-- RECORDS --
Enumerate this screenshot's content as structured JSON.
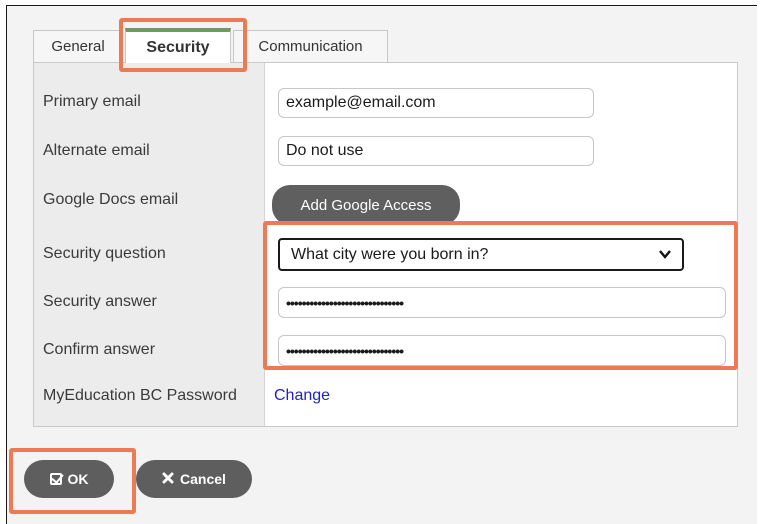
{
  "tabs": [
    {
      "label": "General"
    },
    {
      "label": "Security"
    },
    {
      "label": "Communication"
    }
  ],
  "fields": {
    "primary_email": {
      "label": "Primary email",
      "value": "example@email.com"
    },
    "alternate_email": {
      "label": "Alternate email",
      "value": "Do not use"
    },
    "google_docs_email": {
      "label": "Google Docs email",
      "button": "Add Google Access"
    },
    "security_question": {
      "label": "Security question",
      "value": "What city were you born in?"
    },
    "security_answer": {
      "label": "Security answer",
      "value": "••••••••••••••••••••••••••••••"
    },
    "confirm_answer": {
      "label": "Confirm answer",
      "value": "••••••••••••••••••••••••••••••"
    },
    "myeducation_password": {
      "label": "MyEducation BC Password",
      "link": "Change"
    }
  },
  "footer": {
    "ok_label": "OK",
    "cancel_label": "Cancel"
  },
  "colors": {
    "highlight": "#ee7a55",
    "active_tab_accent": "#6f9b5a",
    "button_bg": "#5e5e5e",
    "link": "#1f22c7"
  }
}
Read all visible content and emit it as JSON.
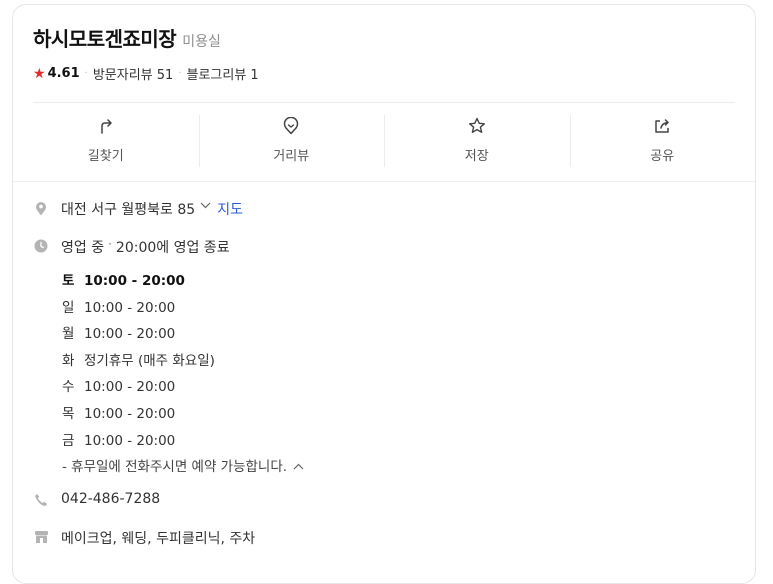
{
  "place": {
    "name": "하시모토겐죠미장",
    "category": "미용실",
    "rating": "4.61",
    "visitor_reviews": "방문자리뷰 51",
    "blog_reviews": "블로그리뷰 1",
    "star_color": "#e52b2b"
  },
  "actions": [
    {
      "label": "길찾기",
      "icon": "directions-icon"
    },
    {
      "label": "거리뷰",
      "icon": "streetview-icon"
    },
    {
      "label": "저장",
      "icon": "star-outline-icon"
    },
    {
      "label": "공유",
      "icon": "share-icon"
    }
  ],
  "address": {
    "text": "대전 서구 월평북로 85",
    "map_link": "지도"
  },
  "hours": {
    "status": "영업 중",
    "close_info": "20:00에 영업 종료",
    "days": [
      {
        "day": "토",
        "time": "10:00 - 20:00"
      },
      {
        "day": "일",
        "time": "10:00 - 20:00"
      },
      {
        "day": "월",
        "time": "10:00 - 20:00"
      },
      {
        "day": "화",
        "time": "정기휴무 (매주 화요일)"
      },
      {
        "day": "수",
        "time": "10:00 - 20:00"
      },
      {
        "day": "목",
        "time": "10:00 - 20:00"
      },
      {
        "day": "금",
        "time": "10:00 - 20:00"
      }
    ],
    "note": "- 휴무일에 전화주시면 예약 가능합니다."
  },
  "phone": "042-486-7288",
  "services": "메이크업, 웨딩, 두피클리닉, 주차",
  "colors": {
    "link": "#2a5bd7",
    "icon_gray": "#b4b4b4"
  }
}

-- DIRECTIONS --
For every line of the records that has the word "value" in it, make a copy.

-- ANSWER SPACE --
      "value": "example@email.com"
      "value": "Do not use"
      "value": "What city were you born in?"
      "value": "••••••••••••••••••••••••••••••"
      "value": "••••••••••••••••••••••••••••••"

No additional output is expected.